After more than a year of futility, short sellers just scored their fifth straight week of positive returns, their best run since 2018. In another development that has portended trouble in the past, individual stocks have started moving around in unison, a sign of shared anxiety that has pushed realized correlations to the highest in a year. At the index level, swings in the S&P 500 topped 1% for six straight sessions through Thursday, the longest run of volatility in six months.
Alone, none of the developments is conclusive, and equities have certainly shaken off worse en route to doubling since Covid-19 broke out. But together, they hint at a shift in psychology tied to evolving policy at the Federal Reserve, whose trillions of dollars of stimulus spending is finally poised to taper off. On top of this, raging commodity inflation and persistent supply chain disruptions are threatening corporate earnings.
Rising correlations are “a sign of market fragility — you could see a market pullback if there’s a change in outlook,” Steve Kolano, chief investment officer at BNY Mellon Investor Solutions, said by phone. “There’s a lot of mixed currents in the market right now.”
Stocks took one of the year’s more circuitous routes to an advance this week as oil and natural gas producers surged amid an energy crisis in Europe and China. All along, though, violent moves rattled traders.
With corporate earnings yet to start, stocks were hostage to the ebb and flow of macro headlines. The newfound tendency to move in lockstep contributed to some big reversals, including Wednesday, when the S&P 500 erased a 1.3% intraday decline. That was the biggest turnaround since February, spurred by Republicans saying they were ready to offer Democrats a way to end the debt limit impasse.
“We went through a period when there was no volatility in the market, there weren’t these big up-and-down days,” said Barry James, portfolio manager at James Investment Research. Now, “people have to get a little afraid of the market before you can really form that bottom and take off again.”
Bears, driven almost into extinction amid the relentless equity rally and January’s retail-fomented short squeeze, are staging a comeback. In September, when the S&P 500 had its worst monthly drop since March 2020, hedge funds boosted short sales at the fastest pace in more than two years, according to data compiled by Morgan Stanley’s prime broker.

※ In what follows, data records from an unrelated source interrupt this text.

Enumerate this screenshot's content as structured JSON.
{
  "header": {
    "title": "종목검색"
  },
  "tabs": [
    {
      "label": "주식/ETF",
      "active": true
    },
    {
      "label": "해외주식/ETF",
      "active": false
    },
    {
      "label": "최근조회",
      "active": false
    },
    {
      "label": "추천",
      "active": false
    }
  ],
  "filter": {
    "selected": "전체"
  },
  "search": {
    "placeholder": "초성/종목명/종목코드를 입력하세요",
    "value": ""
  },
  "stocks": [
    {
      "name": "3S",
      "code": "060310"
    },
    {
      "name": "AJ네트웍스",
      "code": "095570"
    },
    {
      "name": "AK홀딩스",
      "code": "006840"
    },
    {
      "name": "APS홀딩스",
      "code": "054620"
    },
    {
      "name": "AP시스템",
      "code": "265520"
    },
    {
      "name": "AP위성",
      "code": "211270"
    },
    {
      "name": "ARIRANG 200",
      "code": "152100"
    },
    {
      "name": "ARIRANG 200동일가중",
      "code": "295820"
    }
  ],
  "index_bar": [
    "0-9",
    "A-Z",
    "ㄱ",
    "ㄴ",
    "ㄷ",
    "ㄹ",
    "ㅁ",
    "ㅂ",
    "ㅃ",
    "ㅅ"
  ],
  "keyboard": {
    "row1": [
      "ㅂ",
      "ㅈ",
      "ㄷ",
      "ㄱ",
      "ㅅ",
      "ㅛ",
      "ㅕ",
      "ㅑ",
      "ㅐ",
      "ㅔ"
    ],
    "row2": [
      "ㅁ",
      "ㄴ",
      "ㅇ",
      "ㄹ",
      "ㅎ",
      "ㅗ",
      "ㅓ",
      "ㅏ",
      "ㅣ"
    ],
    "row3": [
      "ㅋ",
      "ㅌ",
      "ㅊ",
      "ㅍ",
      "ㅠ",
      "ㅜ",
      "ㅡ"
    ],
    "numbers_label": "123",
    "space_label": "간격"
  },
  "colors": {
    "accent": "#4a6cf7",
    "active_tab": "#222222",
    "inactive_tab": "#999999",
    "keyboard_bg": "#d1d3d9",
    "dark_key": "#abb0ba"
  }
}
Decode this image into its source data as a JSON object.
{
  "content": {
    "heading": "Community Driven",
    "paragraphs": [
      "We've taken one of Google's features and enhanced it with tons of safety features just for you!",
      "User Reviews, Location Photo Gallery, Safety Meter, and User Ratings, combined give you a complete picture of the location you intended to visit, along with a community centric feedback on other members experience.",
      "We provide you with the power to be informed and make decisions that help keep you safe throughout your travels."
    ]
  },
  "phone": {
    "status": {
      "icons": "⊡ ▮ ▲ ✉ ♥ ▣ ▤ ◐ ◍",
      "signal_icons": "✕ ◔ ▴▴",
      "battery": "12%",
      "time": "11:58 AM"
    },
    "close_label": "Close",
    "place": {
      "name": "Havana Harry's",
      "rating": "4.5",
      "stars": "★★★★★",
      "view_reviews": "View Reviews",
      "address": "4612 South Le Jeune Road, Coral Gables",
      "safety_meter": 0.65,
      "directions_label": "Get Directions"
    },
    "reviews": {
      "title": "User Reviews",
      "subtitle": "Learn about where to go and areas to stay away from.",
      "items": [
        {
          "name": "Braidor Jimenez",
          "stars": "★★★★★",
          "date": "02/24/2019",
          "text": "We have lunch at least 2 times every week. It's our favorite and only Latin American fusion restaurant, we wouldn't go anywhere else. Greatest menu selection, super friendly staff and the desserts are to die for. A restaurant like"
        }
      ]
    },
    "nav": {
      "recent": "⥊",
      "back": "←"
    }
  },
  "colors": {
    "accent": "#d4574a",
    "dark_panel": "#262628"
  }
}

For once, those bets didn’t immediately implode. A Goldman Sachs Group Inc. basket of the most-shorted stocks dropped almost 4% over past five days to the lowest level since May, ringing up gains for short sellers who borrow and sell shares hoping to buy them back at lower prices.
To bulls like JPMorgan Chase & Co. strategist Marko Kolanovic, all the worries about surging energy prices and interest rates are misplaced. As he sees it, the economy is on pace for a sustained recovery now that the Covid trend has improved. Kolanovic has a model showing stocks should be fine even if oil climbs to $130 a barrel and 10-year Treasury yields hit 2.5%. Crude futures recently hovered near $80 and 10-year yields stood at 1.6%.
Rick Rieder, the chief investment officer of global fixed income at BlackRock Inc., agrees stocks can keep going higher, though he cautions the prevailing macro-economic uncertainty means investors need to temper their optimism.
“Some of what we’ve seen today play out and we’ve seen over the last few weeks, does mute a little bit of where the near-term upside is,” Rieder said on Bloomberg TV with Jonathan Ferro while discussing Friday’s payroll miss. “When I read corporate earnings reports and I see, ‘Gosh, we can’t get enough product in, we’re having a hard time getting labor in,’ it does mute what was on the way to being explosive earnings growth, explosive top-line revenue growth.”
Indeed, bulls are retreating while the drumbeat of warnings is getting louder. The proportion of newsletter writers classified in Investors Intelligence’s survey as being in the bull camp tumbled to 40.4% this week, the lowest since March 2020, data compiled by Yardeni Research show. Meanwhile, those calling for a market correction jumped to 37.1%, the highest over the same stretch.
To JJ Kinahan, chief market strategist at TD Ameritrade, all the bearishness sets the stage for a bounce back and one big risk for investors is getting out too early.
“Every person who’s called the top over the last 18 months has been carried out on a stretcher, if you will,” he said by phone. “I think it’s the time to be cautious — I don’t know that it’s the time to say ‘yes, this is sell time.’”